NOW, the hard part in Haiti.
The United States is moving from the military to the political
phase of its occupation here. This shift will be far more prolonged
and far more difficult than the projection of military force, US
and Haitian political analysts say. It involves a delicate balance.
On the one hand, a big stick to restore order; on the other, a
soft voice to nurture and hasten the time when Haitians take back
control of their own country.
"We're entering the political phase, and this becomes tricky,"
says Georges Fauriol, director of the Americas program at the
Center for Strategic and International Studies, a foreign-policy
think tank based in Washington. "It depends not so much on our
ability, but the ability of Haitians. In the final analysis, some
of this is out of our hands."
The first test came this week with the return of several Haitian
legislators and the reconvening of parliament.
The US was careful about the symbolism in returning 11
legislators who had fled Haiti after the 1991 military coup.
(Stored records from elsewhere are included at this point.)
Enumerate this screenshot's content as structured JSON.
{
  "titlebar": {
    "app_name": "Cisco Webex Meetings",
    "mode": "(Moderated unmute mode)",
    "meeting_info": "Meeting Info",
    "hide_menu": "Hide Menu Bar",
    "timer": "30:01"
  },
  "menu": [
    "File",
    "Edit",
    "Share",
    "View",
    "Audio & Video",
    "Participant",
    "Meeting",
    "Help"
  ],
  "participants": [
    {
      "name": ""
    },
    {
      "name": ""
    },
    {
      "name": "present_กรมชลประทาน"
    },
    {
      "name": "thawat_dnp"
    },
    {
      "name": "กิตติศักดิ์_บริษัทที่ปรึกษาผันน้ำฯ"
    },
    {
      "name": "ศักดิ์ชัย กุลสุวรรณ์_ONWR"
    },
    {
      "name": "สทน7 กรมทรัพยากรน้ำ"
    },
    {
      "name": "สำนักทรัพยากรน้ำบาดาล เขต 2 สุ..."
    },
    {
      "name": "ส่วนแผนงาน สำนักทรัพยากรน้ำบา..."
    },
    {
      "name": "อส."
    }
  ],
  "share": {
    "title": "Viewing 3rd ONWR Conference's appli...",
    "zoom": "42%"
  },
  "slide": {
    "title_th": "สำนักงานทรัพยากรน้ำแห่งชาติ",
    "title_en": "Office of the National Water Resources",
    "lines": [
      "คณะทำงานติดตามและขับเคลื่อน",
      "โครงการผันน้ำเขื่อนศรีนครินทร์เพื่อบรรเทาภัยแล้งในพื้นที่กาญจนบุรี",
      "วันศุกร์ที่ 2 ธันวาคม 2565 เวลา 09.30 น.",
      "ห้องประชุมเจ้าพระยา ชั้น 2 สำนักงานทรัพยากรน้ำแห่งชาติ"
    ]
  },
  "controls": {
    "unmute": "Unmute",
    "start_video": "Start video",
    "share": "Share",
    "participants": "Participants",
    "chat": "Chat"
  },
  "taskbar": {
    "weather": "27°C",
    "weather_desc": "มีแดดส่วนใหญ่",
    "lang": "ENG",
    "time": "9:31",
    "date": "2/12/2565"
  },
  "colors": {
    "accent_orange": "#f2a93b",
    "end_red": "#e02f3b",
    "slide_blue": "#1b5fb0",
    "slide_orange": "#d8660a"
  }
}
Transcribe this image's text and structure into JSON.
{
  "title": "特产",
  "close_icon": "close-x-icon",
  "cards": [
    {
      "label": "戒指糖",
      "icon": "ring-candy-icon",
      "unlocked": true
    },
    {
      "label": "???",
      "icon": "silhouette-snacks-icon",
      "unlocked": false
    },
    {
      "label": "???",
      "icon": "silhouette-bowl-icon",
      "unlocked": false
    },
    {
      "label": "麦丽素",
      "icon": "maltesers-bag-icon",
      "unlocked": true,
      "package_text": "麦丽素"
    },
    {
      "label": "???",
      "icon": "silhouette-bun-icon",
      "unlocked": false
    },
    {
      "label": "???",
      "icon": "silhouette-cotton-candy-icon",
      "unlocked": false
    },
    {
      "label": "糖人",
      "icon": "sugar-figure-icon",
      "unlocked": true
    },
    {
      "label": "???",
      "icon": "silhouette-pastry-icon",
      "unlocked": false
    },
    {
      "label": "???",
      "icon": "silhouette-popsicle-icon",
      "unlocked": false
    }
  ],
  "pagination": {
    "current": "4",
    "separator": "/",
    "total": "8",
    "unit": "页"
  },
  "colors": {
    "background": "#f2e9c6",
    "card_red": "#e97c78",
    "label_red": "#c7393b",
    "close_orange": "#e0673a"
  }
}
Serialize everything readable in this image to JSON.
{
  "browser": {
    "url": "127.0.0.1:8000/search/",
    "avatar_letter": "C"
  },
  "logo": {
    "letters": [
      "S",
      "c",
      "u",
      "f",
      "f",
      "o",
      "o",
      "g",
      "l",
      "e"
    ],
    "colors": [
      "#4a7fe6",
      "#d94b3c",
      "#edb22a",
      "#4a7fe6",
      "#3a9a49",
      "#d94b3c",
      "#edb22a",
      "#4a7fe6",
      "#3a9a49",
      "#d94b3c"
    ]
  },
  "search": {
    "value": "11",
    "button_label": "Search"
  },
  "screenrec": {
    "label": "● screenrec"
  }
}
The
legislators flew to Haiti on a privately chartered jet rather than
on US military transport planes.
The US Army was also careful to emphasize that it was securing
the area around the Haitian parliament and not the building itself.
"It's a Haitian institution," says US Embassy spokesman Stanley
Schrager. Its security is being left to Haitian forces.
Yet there is no denying who is in charge. The overwhelming power
of the US military carries great political weight. That fact is
lost on no one.
"They say it's cooperation," says Haitian Senator Rony
Mondestin, standing on the Tarmac of Port-au-Prince's international
airport, waiting for his colleagues-in-exile to return. And there
is cooperation from the Americans, he adds, but "it's cooperation
US muscle appears in several subtle and not-so-subtle ways.
On Tuesday afternoon, a crowd of Haitians gathered on the open
terrace of the Haitian Red Cross building to catch a glimpse of
their returning legislators. Blue posters in Creole appeared for
the television cameras focused on the crowd. But the posters did
not come from the Haitians. They were being handed out by US
troops. The message: Work well together so your future generations
can have a better life.
But the crowd soon ignored the posters and sent its own
messages. Supporters of President Jean-Bertrand Aristide sang a
rhythmic protest song against the triumvirate of military men who
overthrew him: Lt. Gen. Raoul Cedras, police chief Lt. Col.
Michel Francois, and Army Chief of Staff Philippe Biamby.
"Mwen pap pale, Mwen pap pale, Michel Francois, ki limin yon
lamp, nan mouda Aristide. …